◆ **Exercise brief**
What is the number of lines in the data that contain "your"? Respond with nothing else.

Data excerpts:
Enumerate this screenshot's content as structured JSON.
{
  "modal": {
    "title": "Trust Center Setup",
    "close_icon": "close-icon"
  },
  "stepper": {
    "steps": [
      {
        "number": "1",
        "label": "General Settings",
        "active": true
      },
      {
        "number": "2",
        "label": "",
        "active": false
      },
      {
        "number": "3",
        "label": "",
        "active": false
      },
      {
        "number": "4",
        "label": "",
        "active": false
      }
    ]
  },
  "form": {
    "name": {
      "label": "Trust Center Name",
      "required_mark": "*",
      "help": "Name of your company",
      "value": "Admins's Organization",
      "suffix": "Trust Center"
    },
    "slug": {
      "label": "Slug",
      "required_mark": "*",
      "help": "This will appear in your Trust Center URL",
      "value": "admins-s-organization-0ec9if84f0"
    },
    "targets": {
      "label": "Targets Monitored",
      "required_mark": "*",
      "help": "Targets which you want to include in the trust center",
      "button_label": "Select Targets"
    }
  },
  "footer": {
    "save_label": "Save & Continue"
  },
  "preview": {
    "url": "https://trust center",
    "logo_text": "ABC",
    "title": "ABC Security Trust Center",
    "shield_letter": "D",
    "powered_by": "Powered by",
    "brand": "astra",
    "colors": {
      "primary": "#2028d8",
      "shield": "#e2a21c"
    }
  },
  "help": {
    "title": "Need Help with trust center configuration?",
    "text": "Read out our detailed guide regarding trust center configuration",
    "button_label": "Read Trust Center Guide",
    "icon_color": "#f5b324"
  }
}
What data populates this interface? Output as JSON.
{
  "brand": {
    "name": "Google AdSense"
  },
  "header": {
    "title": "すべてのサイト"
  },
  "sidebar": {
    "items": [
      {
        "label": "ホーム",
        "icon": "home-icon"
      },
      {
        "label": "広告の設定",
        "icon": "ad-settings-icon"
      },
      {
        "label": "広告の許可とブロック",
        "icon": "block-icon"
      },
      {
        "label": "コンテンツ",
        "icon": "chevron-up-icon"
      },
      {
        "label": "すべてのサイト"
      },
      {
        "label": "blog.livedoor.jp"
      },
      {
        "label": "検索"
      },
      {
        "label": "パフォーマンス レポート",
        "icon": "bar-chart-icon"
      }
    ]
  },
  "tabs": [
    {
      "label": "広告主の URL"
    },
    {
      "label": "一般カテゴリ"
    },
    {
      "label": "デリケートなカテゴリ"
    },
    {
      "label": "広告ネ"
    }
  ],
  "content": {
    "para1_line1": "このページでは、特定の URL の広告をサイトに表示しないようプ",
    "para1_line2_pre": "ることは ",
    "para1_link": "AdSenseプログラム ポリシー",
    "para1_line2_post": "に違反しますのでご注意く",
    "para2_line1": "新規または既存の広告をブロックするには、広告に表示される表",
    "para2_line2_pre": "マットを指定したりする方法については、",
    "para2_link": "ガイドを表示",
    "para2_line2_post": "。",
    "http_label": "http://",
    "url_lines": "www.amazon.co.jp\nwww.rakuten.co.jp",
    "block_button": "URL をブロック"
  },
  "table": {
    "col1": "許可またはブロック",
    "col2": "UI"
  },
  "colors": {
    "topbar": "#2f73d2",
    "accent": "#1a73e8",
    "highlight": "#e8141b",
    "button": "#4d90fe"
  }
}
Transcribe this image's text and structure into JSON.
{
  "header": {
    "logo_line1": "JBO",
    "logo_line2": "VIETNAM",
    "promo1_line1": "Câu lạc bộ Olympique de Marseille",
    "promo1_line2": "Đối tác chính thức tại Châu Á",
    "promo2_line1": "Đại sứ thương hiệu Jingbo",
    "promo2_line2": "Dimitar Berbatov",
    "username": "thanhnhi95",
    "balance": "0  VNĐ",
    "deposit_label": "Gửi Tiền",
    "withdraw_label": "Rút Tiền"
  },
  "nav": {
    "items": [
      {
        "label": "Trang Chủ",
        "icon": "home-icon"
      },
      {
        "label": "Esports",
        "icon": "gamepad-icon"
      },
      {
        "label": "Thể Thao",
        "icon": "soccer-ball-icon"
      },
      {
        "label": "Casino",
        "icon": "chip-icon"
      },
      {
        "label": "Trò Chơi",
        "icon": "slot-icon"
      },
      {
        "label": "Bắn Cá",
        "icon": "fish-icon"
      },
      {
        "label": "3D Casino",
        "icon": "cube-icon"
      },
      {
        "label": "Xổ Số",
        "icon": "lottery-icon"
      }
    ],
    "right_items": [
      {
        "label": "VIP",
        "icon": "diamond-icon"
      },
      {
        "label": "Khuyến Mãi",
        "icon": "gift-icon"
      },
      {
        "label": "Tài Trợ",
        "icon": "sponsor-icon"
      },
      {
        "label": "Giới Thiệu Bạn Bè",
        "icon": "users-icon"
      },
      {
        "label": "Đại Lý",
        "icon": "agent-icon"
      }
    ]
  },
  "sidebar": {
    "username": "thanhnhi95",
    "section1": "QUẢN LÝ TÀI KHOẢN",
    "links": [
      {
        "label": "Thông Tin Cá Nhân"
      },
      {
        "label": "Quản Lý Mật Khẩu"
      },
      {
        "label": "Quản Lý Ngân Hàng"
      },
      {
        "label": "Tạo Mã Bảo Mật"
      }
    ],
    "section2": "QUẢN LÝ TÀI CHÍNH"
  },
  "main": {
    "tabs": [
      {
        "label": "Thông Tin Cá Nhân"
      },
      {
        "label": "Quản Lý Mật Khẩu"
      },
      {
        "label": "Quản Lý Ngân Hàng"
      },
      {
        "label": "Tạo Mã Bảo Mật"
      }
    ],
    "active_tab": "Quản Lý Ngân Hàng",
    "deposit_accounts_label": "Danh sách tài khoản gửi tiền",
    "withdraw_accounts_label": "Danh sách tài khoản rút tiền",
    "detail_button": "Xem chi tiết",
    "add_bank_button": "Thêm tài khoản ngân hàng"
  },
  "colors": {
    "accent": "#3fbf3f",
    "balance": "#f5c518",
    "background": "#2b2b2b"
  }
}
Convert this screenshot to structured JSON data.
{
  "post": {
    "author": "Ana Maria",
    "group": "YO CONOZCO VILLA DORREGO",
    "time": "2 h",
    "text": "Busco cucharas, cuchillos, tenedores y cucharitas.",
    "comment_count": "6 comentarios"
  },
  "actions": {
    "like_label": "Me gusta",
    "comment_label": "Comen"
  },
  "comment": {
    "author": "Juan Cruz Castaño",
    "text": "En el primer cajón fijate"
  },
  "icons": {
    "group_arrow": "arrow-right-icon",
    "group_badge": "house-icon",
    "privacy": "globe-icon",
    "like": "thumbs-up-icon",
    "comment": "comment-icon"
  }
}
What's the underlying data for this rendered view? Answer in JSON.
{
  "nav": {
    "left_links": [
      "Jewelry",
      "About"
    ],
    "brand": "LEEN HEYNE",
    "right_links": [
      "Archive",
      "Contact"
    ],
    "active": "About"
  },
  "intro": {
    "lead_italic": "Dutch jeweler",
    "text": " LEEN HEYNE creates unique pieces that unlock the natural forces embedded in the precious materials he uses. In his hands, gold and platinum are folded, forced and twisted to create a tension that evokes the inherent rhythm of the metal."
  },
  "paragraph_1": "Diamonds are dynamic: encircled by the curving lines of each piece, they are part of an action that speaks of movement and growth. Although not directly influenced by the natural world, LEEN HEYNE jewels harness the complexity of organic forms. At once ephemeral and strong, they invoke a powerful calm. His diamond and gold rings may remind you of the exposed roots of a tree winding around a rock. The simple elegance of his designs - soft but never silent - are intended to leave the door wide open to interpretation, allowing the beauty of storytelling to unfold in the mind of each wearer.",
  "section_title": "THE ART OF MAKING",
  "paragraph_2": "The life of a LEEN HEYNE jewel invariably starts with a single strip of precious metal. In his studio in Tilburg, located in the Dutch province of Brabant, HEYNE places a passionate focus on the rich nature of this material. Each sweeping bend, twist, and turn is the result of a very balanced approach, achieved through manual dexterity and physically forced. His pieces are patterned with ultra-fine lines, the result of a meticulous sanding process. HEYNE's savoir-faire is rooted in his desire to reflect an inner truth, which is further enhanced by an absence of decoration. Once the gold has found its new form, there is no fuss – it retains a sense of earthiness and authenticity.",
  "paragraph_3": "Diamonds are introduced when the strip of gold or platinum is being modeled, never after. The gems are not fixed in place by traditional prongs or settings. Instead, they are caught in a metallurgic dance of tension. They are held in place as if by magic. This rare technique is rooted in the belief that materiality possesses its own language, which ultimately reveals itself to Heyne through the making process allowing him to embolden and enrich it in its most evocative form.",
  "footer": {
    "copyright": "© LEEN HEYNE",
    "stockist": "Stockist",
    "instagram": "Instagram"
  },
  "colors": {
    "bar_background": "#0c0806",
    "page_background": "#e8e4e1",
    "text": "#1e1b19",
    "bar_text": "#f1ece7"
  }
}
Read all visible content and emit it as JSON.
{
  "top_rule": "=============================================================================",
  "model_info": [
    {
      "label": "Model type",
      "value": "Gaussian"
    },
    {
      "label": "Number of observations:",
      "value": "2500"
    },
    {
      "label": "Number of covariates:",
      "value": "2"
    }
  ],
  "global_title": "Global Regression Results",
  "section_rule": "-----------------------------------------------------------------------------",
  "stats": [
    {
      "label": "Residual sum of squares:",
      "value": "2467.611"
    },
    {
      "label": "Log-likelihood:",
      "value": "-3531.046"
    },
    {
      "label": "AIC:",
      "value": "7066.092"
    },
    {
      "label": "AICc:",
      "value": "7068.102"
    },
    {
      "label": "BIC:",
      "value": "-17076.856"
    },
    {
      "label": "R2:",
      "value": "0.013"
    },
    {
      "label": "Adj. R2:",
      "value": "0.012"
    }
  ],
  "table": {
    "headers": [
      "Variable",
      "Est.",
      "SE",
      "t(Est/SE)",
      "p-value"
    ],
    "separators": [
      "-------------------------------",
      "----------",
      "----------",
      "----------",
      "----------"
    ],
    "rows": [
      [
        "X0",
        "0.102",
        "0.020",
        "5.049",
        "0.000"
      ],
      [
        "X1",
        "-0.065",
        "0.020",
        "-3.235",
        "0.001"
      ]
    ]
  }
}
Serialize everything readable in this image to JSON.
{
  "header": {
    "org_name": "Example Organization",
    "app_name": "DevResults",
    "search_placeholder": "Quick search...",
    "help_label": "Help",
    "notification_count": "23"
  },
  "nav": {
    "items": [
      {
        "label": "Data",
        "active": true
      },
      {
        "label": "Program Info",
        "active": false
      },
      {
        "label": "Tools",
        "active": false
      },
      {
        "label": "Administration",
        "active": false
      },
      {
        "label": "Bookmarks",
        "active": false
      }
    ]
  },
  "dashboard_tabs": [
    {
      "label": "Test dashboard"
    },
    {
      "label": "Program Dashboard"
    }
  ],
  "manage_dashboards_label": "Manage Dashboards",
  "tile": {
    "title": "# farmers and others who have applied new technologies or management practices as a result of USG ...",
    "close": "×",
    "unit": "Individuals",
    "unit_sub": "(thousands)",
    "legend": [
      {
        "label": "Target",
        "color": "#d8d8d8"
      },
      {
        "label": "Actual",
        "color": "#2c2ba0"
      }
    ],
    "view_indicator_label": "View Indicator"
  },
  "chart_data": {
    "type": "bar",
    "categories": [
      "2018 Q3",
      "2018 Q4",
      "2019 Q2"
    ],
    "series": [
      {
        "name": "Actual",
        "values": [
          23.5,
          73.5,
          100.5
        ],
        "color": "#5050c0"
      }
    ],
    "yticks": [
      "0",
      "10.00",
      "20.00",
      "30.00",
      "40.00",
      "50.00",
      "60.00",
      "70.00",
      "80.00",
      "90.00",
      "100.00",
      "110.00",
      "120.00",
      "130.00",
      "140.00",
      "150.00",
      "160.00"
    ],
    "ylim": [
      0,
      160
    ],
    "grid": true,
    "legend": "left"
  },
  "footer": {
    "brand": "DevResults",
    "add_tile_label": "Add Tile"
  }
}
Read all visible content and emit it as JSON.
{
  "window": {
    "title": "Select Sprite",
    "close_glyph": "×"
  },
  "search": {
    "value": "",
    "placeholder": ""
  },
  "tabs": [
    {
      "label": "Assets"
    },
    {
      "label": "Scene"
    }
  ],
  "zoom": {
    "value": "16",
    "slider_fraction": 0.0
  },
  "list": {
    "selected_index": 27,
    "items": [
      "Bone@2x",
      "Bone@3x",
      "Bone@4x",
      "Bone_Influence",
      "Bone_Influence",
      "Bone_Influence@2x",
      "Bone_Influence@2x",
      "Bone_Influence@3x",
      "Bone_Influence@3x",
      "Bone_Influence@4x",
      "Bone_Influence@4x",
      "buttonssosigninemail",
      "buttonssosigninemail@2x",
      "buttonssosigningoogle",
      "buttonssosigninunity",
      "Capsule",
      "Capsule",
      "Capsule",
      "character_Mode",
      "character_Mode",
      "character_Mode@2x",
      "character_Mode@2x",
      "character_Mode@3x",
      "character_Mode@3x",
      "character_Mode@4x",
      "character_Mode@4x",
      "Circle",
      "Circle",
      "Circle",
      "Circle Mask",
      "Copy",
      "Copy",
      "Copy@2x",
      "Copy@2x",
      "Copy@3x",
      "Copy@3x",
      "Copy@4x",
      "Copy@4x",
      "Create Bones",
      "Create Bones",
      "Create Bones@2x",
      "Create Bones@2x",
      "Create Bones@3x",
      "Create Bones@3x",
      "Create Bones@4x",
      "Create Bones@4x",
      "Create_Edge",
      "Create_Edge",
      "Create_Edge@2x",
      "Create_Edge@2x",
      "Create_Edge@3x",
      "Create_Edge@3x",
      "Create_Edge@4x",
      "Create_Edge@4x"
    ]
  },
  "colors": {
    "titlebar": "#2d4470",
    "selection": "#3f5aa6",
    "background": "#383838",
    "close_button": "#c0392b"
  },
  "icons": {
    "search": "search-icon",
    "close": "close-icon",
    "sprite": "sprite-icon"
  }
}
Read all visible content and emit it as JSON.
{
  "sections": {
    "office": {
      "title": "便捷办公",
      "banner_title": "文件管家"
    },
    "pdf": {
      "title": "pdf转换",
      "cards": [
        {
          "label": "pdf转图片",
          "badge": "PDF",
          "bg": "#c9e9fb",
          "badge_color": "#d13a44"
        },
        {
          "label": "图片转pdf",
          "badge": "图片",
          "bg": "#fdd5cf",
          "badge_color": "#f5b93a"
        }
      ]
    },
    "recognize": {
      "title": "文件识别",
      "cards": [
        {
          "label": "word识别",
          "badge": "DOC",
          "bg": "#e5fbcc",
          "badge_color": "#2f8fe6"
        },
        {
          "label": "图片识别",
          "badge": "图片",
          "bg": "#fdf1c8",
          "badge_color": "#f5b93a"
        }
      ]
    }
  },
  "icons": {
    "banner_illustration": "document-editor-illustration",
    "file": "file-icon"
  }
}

◆ **Exercise solution**
2